Autumn has arrived. The days are warm, but the sun is setting earlier, and as night descends one can actually feel a bit of a chill in the air.
It’s time to think about “Autumn Albums,” those albums that I most closely associate with fall. And just because an album is released during the fall months doesn’t mean that it’s automatically going to land in this category. There has to be something about the music, something about the style; that lends itself to this time of year.
My first choice is Linda Ronstadt’s “Simple Dreams,” released in September 1977.

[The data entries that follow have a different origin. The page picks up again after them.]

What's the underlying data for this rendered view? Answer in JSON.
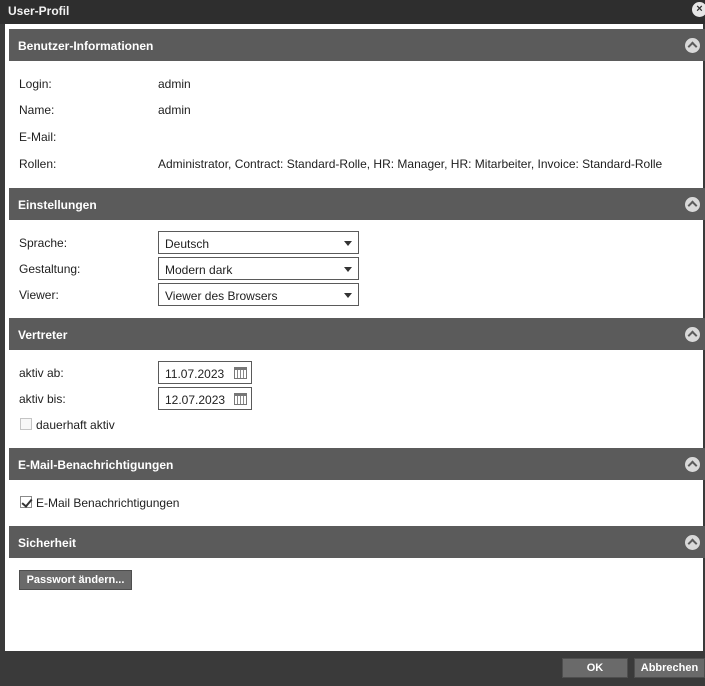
{
  "window": {
    "title": "User-Profil",
    "close_icon": "close-icon"
  },
  "sections": {
    "user_info": {
      "title": "Benutzer-Informationen",
      "login_label": "Login:",
      "login_value": "admin",
      "name_label": "Name:",
      "name_value": "admin",
      "email_label": "E-Mail:",
      "email_value": "",
      "roles_label": "Rollen:",
      "roles_value": "Administrator, Contract: Standard-Rolle, HR: Manager, HR: Mitarbeiter, Invoice: Standard-Rolle"
    },
    "settings": {
      "title": "Einstellungen",
      "language_label": "Sprache:",
      "language_value": "Deutsch",
      "theme_label": "Gestaltung:",
      "theme_value": "Modern dark",
      "viewer_label": "Viewer:",
      "viewer_value": "Viewer des Browsers"
    },
    "substitute": {
      "title": "Vertreter",
      "from_label": "aktiv ab:",
      "from_value": "11.07.2023",
      "to_label": "aktiv bis:",
      "to_value": "12.07.2023",
      "permanent_label": "dauerhaft aktiv",
      "permanent_checked": false
    },
    "notifications": {
      "title": "E-Mail-Benachrichtigungen",
      "email_notify_label": "E-Mail Benachrichtigungen",
      "email_notify_checked": true
    },
    "security": {
      "title": "Sicherheit",
      "change_password_label": "Passwort ändern..."
    }
  },
  "footer": {
    "ok_label": "OK",
    "cancel_label": "Abbrechen"
  },
  "colors": {
    "titlebar": "#2e2e2e",
    "section_header": "#5b5b5b",
    "button": "#6a6a6a"
  }
}
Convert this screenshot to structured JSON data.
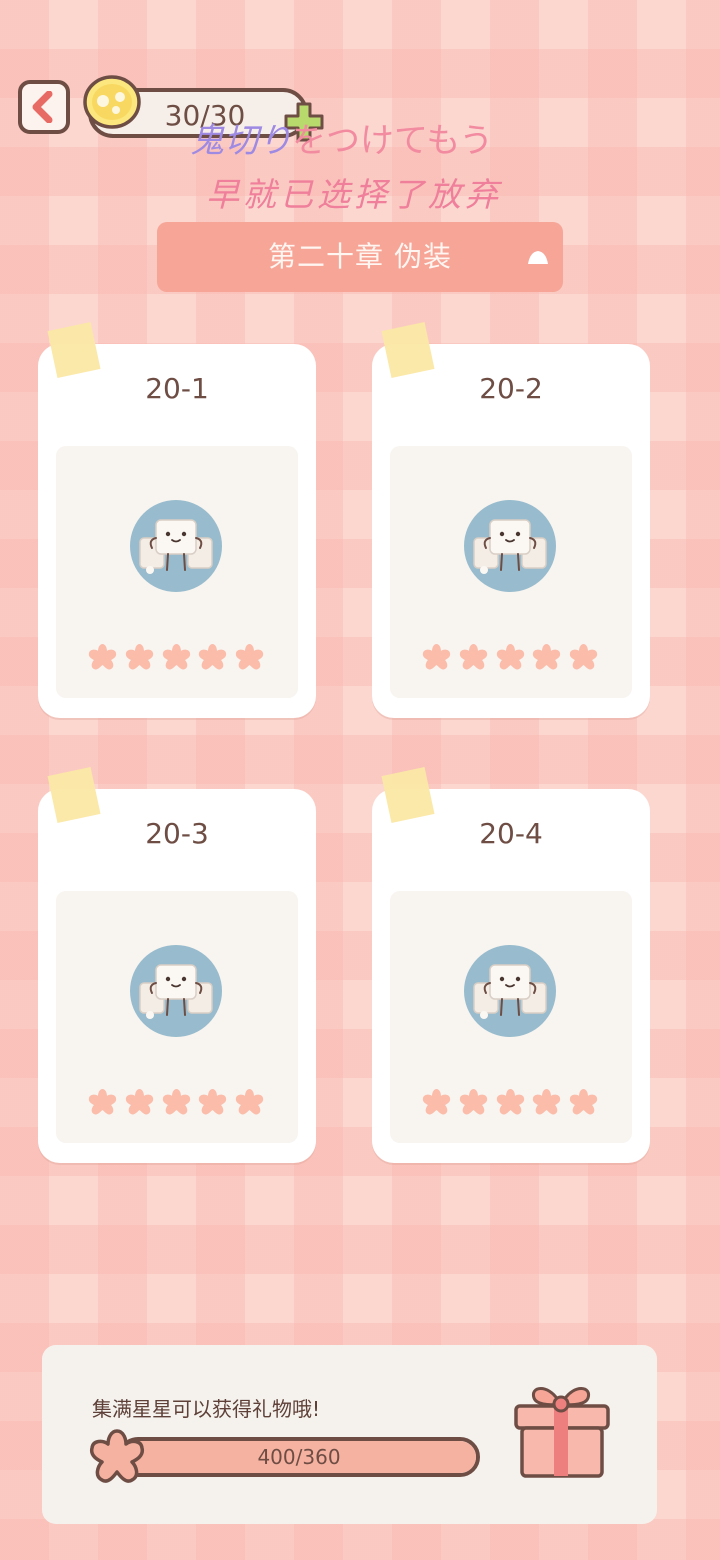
{
  "top_bar": {
    "energy": "30/30"
  },
  "overlay": {
    "jp_part1": "鬼切り",
    "jp_part2": "をつけてもう",
    "cn_line": "早就已选择了放弃"
  },
  "chapter": {
    "label": "第二十章  伪装"
  },
  "levels": [
    {
      "title": "20-1",
      "stars_earned": 5,
      "stars_total": 5
    },
    {
      "title": "20-2",
      "stars_earned": 5,
      "stars_total": 5
    },
    {
      "title": "20-3",
      "stars_earned": 5,
      "stars_total": 5
    },
    {
      "title": "20-4",
      "stars_earned": 5,
      "stars_total": 5
    }
  ],
  "reward": {
    "message": "集满星星可以获得礼物哦!",
    "progress_text": "400/360",
    "progress_fraction": 1.0
  },
  "icons": {
    "back": "chevron-left-icon",
    "energy": "tofu-coin-icon",
    "add": "plus-icon",
    "caret": "caret-up-icon",
    "gift": "gift-icon",
    "star": "flower-star-icon"
  },
  "colors": {
    "background": "#fcd7d0",
    "accent": "#f6a597",
    "outline": "#6e4d44",
    "star": "#fbbcaa",
    "avatar_bg": "#98bccd"
  }
}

For a period of about 5 years in the mid-to-late 1970s, Linda Ronstadt was one of the most popular artists on the planet. She didn’t write any of her own songs, but she had a great voice, and the success of her work was inextricably linked with the songs she selected. Her two best albums were “Heart Like A Wheel,” released in 1974, and this one. When pressed, most fans would probably choose the former, but I prefer the latter.
The album starts out on a bright note, with her cover of Buddy Holly’s “It’s So Easy.” On an earlier album, she’d made the mistake of trying to top Holly’s “That’ll Be The Day,” a task that was doomed to failure from the start. Ronstadt was at her most successful when she would focus on lesser-known, sometimes even obscure songs, and in the Holly catalogue, “It’s So Easy” fits the bill.
From there on, her song selection is almost perfect. Her version of Warren Zevon’s great “Carmelita” almost matches the original, and her take on Zevon’s “Poor, Poor Pitiful Me” actually improves on Zevon’s recording. She does a wonderful job on Roy Orbison’s “Blue Bayou,” a herculean task when one considers the greatness of Orbison’s original vocal.
But the strength of “Simple Dreams” really lies with the album’s lesser known songs. Ronstadt’s performances on Souther’s “Simple Man, Simple Dream,” Eric Kaz’ “Sorrow Lives Here,” and Waddy Wachtel’s “Maybe I’m Right” are all spot on. But it was her take on two traditionals – “I Never Will Marry,” with exquisite backing from Dolly Parton, and “Old Paint,” which lifted the album from good to great. The only misstep was trying to cover the Stones’ “Tumbling Dice.” – which seemed silly then, and just sounds stupid today. Unfortunately, Ronstadt seemed to take that effort as the direction that she should head in the future, and her future rock albums felt contrived and inauthentic.
But on “Simple Dreams,” she was almost perfect. And the tone of the album is perfect for a chilly fall evening.
1. It's So Easy (Buddy Holly, Norman Petty)
2. Carmelita (Warren Zevon)
3. Simple Man, Simple Dream (J.D. Souther)
4. Sorrow Lives Here (Eric Kaz)
5. I Never Will Marry (Traditional)
6. Blue Bayou (Roy Orbison, Joe Melson)
7. Poor Poor Pitiful Me (Warren Zevon)
8. Maybe I'm Right (Waddy Wachtel)
9. Tumbling Dice (Keith Richards, Mick Jagger)
10. Old Paint (Traditional)